> Task instructions
Examine the data below and state how many lines contain "placeholder", offering no other words.

> Data for the task
● ● ●

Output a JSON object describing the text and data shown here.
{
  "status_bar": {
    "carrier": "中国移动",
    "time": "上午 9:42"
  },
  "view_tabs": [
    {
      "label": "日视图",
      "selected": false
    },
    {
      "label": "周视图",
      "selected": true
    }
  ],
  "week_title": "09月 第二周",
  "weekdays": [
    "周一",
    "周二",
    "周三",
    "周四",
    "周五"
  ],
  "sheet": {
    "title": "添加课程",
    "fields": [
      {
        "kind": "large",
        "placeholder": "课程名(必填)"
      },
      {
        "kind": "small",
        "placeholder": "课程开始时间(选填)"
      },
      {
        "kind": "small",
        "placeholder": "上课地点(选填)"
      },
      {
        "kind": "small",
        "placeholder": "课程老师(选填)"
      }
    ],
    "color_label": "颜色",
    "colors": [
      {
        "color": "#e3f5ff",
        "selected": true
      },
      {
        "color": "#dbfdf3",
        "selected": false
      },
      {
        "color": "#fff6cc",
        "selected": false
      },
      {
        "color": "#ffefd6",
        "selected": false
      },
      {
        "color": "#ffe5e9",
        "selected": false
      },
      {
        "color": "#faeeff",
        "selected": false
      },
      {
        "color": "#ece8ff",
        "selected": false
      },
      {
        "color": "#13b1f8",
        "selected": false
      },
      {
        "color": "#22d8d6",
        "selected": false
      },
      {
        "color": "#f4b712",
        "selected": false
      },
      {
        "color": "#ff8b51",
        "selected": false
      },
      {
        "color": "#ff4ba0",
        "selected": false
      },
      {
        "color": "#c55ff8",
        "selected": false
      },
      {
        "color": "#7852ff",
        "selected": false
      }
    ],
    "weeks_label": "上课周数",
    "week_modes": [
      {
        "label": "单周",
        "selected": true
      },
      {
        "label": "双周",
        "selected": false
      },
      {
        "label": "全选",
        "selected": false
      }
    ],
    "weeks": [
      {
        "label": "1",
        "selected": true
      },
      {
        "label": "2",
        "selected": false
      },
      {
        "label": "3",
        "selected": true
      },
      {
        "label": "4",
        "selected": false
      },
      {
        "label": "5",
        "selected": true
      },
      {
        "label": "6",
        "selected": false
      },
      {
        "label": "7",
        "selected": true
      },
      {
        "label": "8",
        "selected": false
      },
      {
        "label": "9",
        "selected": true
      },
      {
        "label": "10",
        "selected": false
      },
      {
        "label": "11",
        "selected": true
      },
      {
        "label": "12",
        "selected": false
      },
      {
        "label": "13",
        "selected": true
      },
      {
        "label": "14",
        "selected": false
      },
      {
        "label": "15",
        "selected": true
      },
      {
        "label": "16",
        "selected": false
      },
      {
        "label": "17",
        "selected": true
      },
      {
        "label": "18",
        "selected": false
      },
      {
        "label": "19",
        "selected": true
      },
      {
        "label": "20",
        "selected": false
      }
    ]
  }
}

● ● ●

> Written reply
4